Lab.50. 2009

Source, Pilgrimage and Offerings.

There is some consensus as to theory of how AIDS was transmitted by chimpanzees to humans, but there is no consensus about how or when this came about. The first case of a human becoming infected concerned a man from Kinshasa, present-day capital of the Democratic Republic of Congo. The blood sample had been taken in 1959, long before scientists knew anything about the virus.

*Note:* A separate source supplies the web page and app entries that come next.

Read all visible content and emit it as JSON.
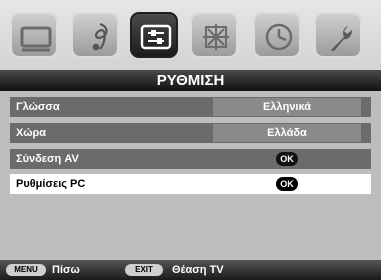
{
  "top_icons": [
    {
      "name": "screen-icon"
    },
    {
      "name": "music-note-icon"
    },
    {
      "name": "settings-sliders-icon",
      "active": true
    },
    {
      "name": "tools-grid-icon"
    },
    {
      "name": "clock-icon"
    },
    {
      "name": "wrench-icon"
    }
  ],
  "header": {
    "title": "ΡΥΘΜΙΣΗ"
  },
  "menu": {
    "rows": [
      {
        "label": "Γλώσσα",
        "value": "Ελληνικά"
      },
      {
        "label": "Χώρα",
        "value": "Ελλάδα"
      },
      {
        "label": "Σύνδεση AV",
        "value": "OK"
      },
      {
        "label": "Ρυθμίσεις PC",
        "value": "OK"
      }
    ]
  },
  "footer": {
    "menu_key": "MENU",
    "back_label": "Πίσω",
    "exit_key": "EXIT",
    "watch_tv_label": "Θέαση TV"
  },
  "colors": {
    "title_bar": "#111111",
    "row_dark": "#6b6b6b",
    "row_selected": "#ffffff",
    "ok_badge": "#000000"
  }
}
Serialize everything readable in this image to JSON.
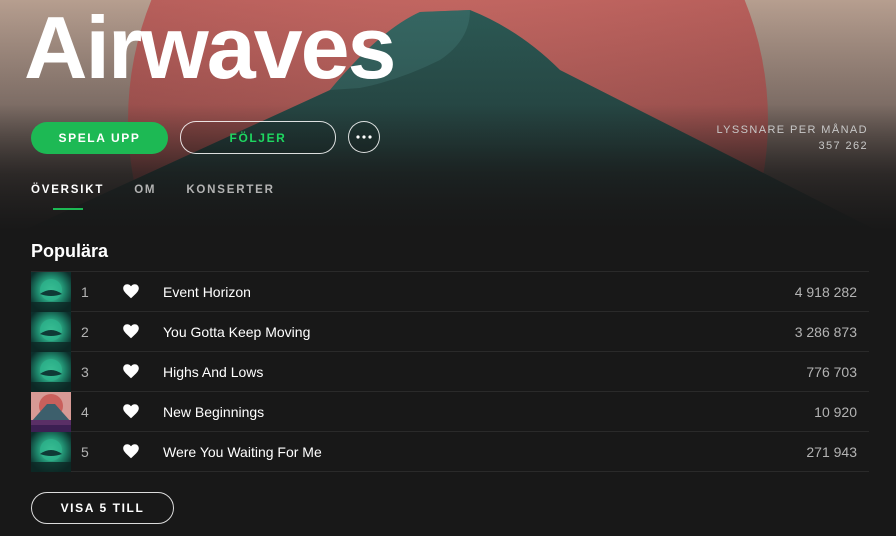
{
  "artist": {
    "name": "Airwaves"
  },
  "actions": {
    "play_label": "SPELA UPP",
    "follow_label": "FÖLJER",
    "more_icon": "more-horizontal-icon"
  },
  "listeners": {
    "label": "LYSSNARE PER MÅNAD",
    "value": "357 262"
  },
  "tabs": [
    {
      "label": "ÖVERSIKT",
      "active": true
    },
    {
      "label": "OM",
      "active": false
    },
    {
      "label": "KONSERTER",
      "active": false
    }
  ],
  "popular": {
    "title": "Populära",
    "tracks": [
      {
        "number": "1",
        "title": "Event Horizon",
        "plays": "4 918 282",
        "cover": "teal"
      },
      {
        "number": "2",
        "title": "You Gotta Keep Moving",
        "plays": "3 286 873",
        "cover": "teal"
      },
      {
        "number": "3",
        "title": "Highs And Lows",
        "plays": "776 703",
        "cover": "teal"
      },
      {
        "number": "4",
        "title": "New Beginnings",
        "plays": "10 920",
        "cover": "mountain"
      },
      {
        "number": "5",
        "title": "Were You Waiting For Me",
        "plays": "271 943",
        "cover": "teal"
      }
    ],
    "show_more_label": "VISA 5 TILL"
  },
  "colors": {
    "accent": "#1db954",
    "background": "#181818",
    "divider": "#2a2a2a"
  }
}
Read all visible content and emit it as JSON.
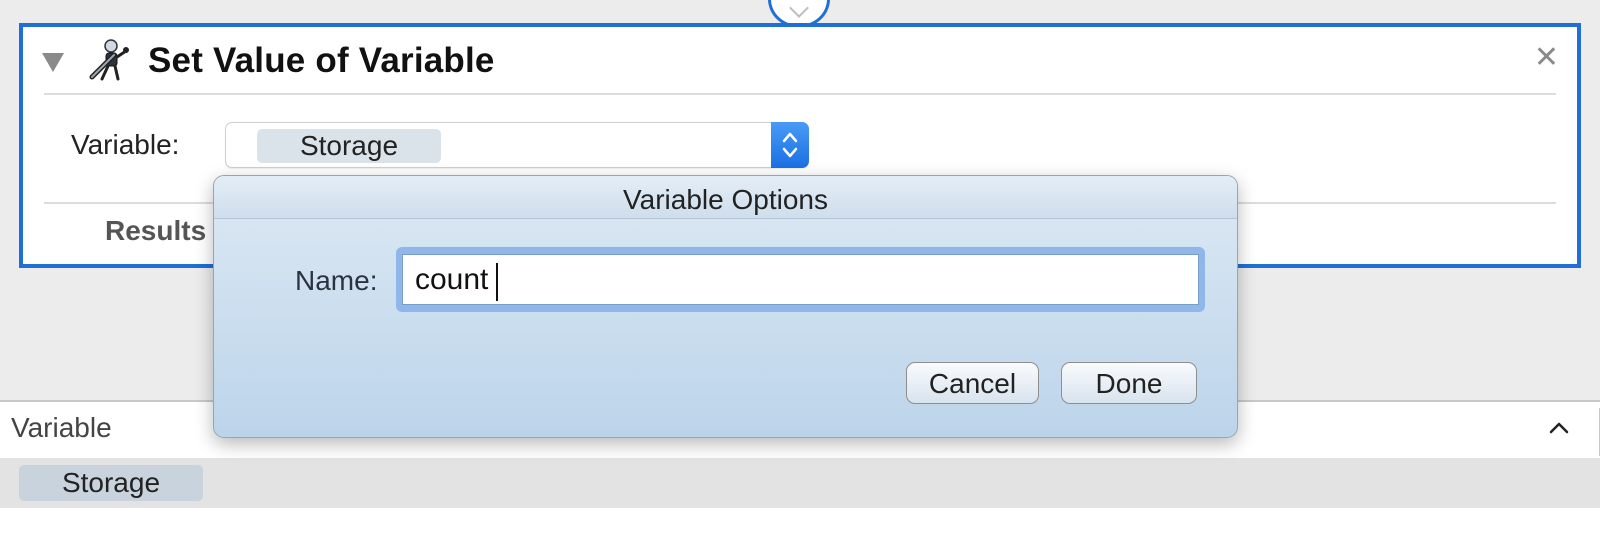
{
  "action": {
    "title": "Set Value of Variable",
    "variable_label": "Variable:",
    "variable_value": "Storage",
    "results_label": "Results",
    "icon": "automator-robot-icon",
    "close_icon": "close-icon",
    "accent_color": "#1f6fd6"
  },
  "popover": {
    "title": "Variable Options",
    "name_label": "Name:",
    "name_value": "count",
    "cancel_label": "Cancel",
    "done_label": "Done"
  },
  "variables_pane": {
    "header": "Variable",
    "items": [
      "Storage"
    ]
  }
}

In 1992 a new theory on the source suggested that the transmission might have occurred between 1958 and 1959 in the Laboratoire Médical de Stanleyville, a medical laboratory built in 1957 in the city of Stanleyville, in what was then the Belgian Congo and suddenly shut down in 1960 at the outset of the war for independence.

In this laboratory research was carried out on such things as a vaccine for poliomyelitis and that is why living cells extracted from the kidneys of chimpanzees were used. This vaccine was injected into over one million people both in the Belgian Congo and in neighbouring countries.

Beyond the veracity of the different theories of the source, these acts suppose a contemporary depiction of the horror witnessed by Marlow during his journey up the river Congo to the very heart of Africa, where Kurtz was, quite close to the Stanley falls, the very place where the city of Stanleyville was founded known nowadays by the name of Kisangani, where the ruins of Laboratorie Médical de Stanleyville lie.

Self-portrait with HVI. PL3. Hospital Germans Trias i Pujol, Badalona 2008

Pilgrimage to the laboratory: from Barcelona to Kisangani.

Building of  Faculte de Medecine de Kisangani old Laboratoire Medical de Stanleyville. República Democràtica del Congo, 2009.

Thanks to: Carme Altayo. Veterinarios sin fronteras, Barcelona.Olivier Maloba. Espace Culturel Ngoma, Kisangani. Miguel Angel Martinez. Fundació IrsiCaixa de l’Hospital Germans Trias i Pujol de Barcelona. Juana Díez. Virology group, DCEXS. Universitat Pompeu Fabra, Barcelona